“I'd say we interact with our business more than we ever have, particularly with the BEAT provisions,” Boss added. “The last thing you’d want to have is a surprise, so we’ve really had to make sure we’ve got a good solid forecasting process, and we understand trade flows and legal entities more than ever.”

Living with tax reform

The speakers touched on a broad array of technical topics such as GILTI and anti-abuse rules, 965, Section 163(j), and anti-hybrid regulations. But the day’s conversation also included an assessment of how the TCJA is affecting tax professionals and their industry on a day-to-day basis.

“The rate reduction is very good. The ability to repatriate cash more easily has been very good,” Jenks said. He also noted that the sheer complexity of the new regulation has only served to increase the need for tax professionals. “I would say their jobs are pretty safe. The complexity is just multiplied.”

“We think it’s good for the industry,” Boss agreed. “We think it’s good for our consumers, which means it’s going to be good for us.”

While the issues have been much more complex than she and others were anticipating, “that's just served to highlight the value of the tax department to our business and to our management. I think the international tax group has become more important than ever.”

Boss added that the TCJA has actually contributed to career growth for tax professionals.

“These opportunities don’t come along very often.

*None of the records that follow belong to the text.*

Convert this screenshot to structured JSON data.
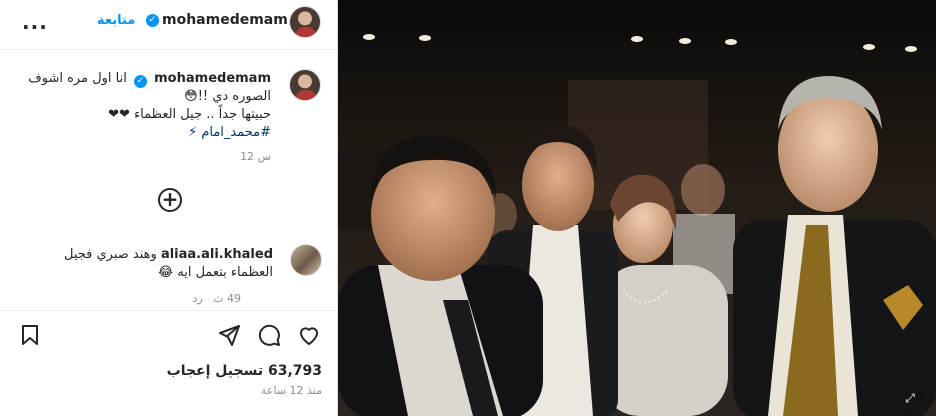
{
  "header": {
    "username": "mohamedemam",
    "follow_label": "متابعة",
    "more_label": "..."
  },
  "caption": {
    "username": "mohamedemam",
    "line1": "انا اول مره اشوف",
    "line2": "الصوره دي !!😳",
    "line3": "حبيتها جداً .. جيل العظماء ❤❤",
    "hashtag": "#محمد_امام ⚡",
    "time": "12 س"
  },
  "comment": {
    "username": "aliaa.ali.khaled",
    "text": "وهند صبري فجيل العظماء بتعمل ايه 😂",
    "time": "49 ث",
    "reply_label": "رد"
  },
  "stats": {
    "likes": "63,793 تسجيل إعجاب",
    "posted_ago": "منذ 12 ساعة"
  },
  "icons": {
    "save": "bookmark-icon",
    "share": "send-icon",
    "comment": "comment-icon",
    "like": "heart-icon",
    "add_comment": "plus-circle-icon"
  },
  "colors": {
    "accent": "#0095f6",
    "text": "#262626",
    "muted": "#8e8e8e"
  }
}
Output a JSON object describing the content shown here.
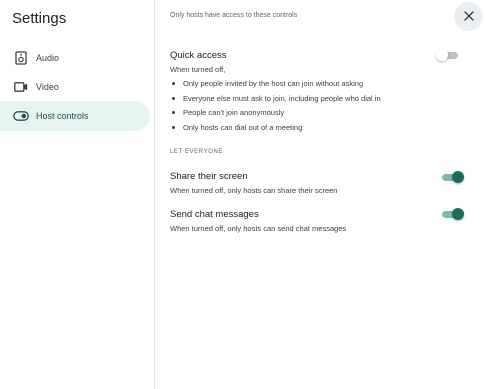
{
  "sidebar": {
    "title": "Settings",
    "items": [
      {
        "label": "Audio",
        "icon": "speaker-icon",
        "active": false
      },
      {
        "label": "Video",
        "icon": "video-camera-icon",
        "active": false
      },
      {
        "label": "Host controls",
        "icon": "toggle-icon",
        "active": true
      }
    ]
  },
  "main": {
    "notice": "Only hosts have access to these controls",
    "close_icon": "close-icon",
    "quick_access": {
      "title": "Quick access",
      "enabled": false,
      "description": "When turned off,",
      "bullets": [
        "Only people invited by the host can join without asking",
        "Everyone else must ask to join, including people who dial in",
        "People can't join anonymously",
        "Only hosts can dial out of a meeting"
      ]
    },
    "group_label": "LET EVERYONE",
    "share_screen": {
      "title": "Share their screen",
      "description": "When turned off, only hosts can share their screen",
      "enabled": true
    },
    "chat": {
      "title": "Send chat messages",
      "description": "When turned off, only hosts can send chat messages",
      "enabled": true
    }
  },
  "colors": {
    "accent": "#1e6b5c",
    "active_nav_bg": "#e6f4f1"
  }
}
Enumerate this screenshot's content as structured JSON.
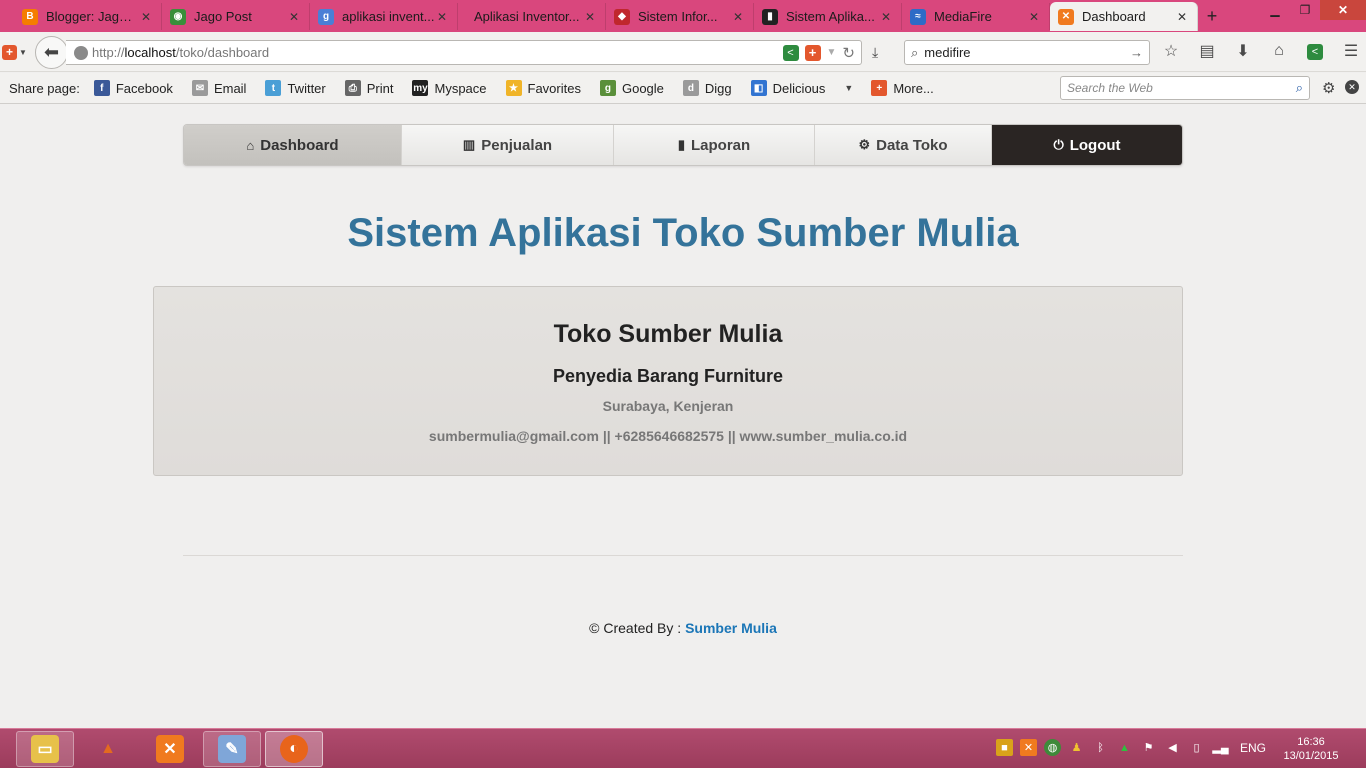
{
  "browser": {
    "tabs": [
      {
        "title": "Blogger: Jago ...",
        "icon": "blogger-icon",
        "color": "#f57d00",
        "glyph": "B"
      },
      {
        "title": "Jago Post",
        "icon": "chrome-icon",
        "color": "#3a8f3a",
        "glyph": "◉"
      },
      {
        "title": "aplikasi invent...",
        "icon": "google-icon",
        "color": "#4a7fd6",
        "glyph": "g"
      },
      {
        "title": "Aplikasi Inventor...",
        "icon": "none",
        "color": "",
        "glyph": ""
      },
      {
        "title": "Sistem Infor...",
        "icon": "site-icon",
        "color": "#c0272d",
        "glyph": "◆"
      },
      {
        "title": "Sistem Aplika...",
        "icon": "site-icon",
        "color": "#222222",
        "glyph": "▮"
      },
      {
        "title": "MediaFire",
        "icon": "mediafire-icon",
        "color": "#2e6bc6",
        "glyph": "≈"
      },
      {
        "title": "Dashboard",
        "icon": "xampp-icon",
        "color": "#f07a1f",
        "glyph": "✕"
      }
    ],
    "url_prefix": "http://",
    "url_host": "localhost",
    "url_path": "/toko/dashboard",
    "search_value": "medifire"
  },
  "sharebar": {
    "label": "Share page:",
    "items": [
      {
        "label": "Facebook",
        "icon": "facebook-icon",
        "color": "#3b5998",
        "glyph": "f"
      },
      {
        "label": "Email",
        "icon": "email-icon",
        "color": "#9a9a9a",
        "glyph": "✉"
      },
      {
        "label": "Twitter",
        "icon": "twitter-icon",
        "color": "#4a9fd6",
        "glyph": "t"
      },
      {
        "label": "Print",
        "icon": "print-icon",
        "color": "#666666",
        "glyph": "⎙"
      },
      {
        "label": "Myspace",
        "icon": "myspace-icon",
        "color": "#222222",
        "glyph": "my"
      },
      {
        "label": "Favorites",
        "icon": "star-icon",
        "color": "#f0b428",
        "glyph": "★"
      },
      {
        "label": "Google",
        "icon": "google-icon",
        "color": "#5a8f3a",
        "glyph": "g"
      },
      {
        "label": "Digg",
        "icon": "digg-icon",
        "color": "#9a9a9a",
        "glyph": "d"
      },
      {
        "label": "Delicious",
        "icon": "delicious-icon",
        "color": "#3274d1",
        "glyph": "◧"
      }
    ],
    "more_label": "More...",
    "web_search_placeholder": "Search the Web"
  },
  "menu": {
    "dashboard": "Dashboard",
    "penjualan": "Penjualan",
    "laporan": "Laporan",
    "data_toko": "Data Toko",
    "logout": "Logout"
  },
  "page": {
    "title": "Sistem Aplikasi Toko Sumber Mulia",
    "store_name": "Toko Sumber Mulia",
    "tagline": "Penyedia Barang Furniture",
    "address": "Surabaya, Kenjeran",
    "contact": "sumbermulia@gmail.com || +6285646682575 || www.sumber_mulia.co.id",
    "footer_prefix": "© Created By :",
    "footer_author": "Sumber Mulia"
  },
  "taskbar": {
    "language": "ENG",
    "time": "16:36",
    "date": "13/01/2015"
  },
  "colors": {
    "title": "#34739a",
    "footer_link": "#1b76b7",
    "logout_bg": "#2a2523",
    "tabbar": "#d9477d"
  }
}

It’s been great for our staff, great for development,” she said. “Overall, I’ve been having a blast.”

To access this panel’s presentation, please click here.